In another recent solar powered racer debut, this time out of the Philippines, we continue to see how truly global the field is making up the upcoming World Solar Challenge in October in the outback of Australia. Team Solar Philippines has debuted Sikat II and, like the other teams in the race, it is made up mostly of college students.
De La Salle University said last week the car was the collaborative work of 50 mechanical and electrical engineering students plus six faculty members. It also, like the other vehicles being unveiled for this event, has its share of corporate sponsors that “helped make it possible,” including in this case First Phil Holdings, First Gen, Energy Development Corporation, Sunpower, Ufreight, Shell, and Motolite.
Sikat II is an improved upon version of previous solar racers Team Solar Philippines has built. The team is aiming high this year – in the top three of the competition to be exact – so they spent seven months of their lives making this reportedly the most efficient version to date.

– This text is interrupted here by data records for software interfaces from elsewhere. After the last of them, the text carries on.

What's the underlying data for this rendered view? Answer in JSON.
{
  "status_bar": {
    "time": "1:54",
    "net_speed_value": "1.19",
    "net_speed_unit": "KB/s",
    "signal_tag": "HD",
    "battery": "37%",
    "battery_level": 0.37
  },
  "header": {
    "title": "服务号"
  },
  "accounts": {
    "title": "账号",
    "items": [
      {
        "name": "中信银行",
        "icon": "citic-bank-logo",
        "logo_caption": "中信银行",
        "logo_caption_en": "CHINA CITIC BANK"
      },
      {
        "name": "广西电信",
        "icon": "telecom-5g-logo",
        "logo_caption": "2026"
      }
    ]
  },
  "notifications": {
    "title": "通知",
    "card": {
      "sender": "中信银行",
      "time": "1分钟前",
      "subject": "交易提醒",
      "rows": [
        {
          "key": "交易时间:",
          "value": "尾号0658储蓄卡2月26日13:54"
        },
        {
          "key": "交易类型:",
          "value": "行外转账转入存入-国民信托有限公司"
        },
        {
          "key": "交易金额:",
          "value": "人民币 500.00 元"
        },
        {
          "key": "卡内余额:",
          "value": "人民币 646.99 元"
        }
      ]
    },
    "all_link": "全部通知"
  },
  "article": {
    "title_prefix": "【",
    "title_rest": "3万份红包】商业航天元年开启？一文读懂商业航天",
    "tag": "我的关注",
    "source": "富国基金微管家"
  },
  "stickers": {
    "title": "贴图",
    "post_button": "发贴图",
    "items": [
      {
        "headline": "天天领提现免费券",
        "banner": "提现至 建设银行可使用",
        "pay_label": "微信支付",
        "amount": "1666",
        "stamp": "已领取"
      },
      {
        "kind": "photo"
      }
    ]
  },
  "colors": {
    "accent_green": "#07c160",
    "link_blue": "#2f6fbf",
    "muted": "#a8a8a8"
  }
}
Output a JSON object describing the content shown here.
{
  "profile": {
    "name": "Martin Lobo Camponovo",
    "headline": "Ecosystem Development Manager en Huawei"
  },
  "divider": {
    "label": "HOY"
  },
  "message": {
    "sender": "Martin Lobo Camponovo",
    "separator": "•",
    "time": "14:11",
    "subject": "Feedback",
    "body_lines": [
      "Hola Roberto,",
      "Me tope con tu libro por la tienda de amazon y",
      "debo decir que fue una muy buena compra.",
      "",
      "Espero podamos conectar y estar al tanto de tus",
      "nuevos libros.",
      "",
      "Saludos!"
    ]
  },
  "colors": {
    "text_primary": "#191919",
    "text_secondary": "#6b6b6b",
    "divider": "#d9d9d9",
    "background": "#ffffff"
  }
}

The entry from the Philippines runs at an average speed of 80 kph (49.7 MPH) and a maximum speed of 110 kph (68.3 MPH). It uses Sunpower Silicon solar panels with an estimated efficiency of 22%. It also uses a power output of 1300W.
Of note on this car as well is a new battery management system, improved telemetry, upgraded wiring, and cruise control. Its brakes are also newly designed and the solar car has a new suspension system. For aerodynamics, it has a lower coefficient of drag achieved through modifications in fairings.
The World Solar Challenge, established in 1987, this year boasts teams from over 20 countries. Teams who we’ve already highlighted include Cambridge, Delft University of Technology, Stanford University, University of Michigan, University of Minnesota, École de technologie supérieure, University of New South Wales, University of Bologna and University of Toronto.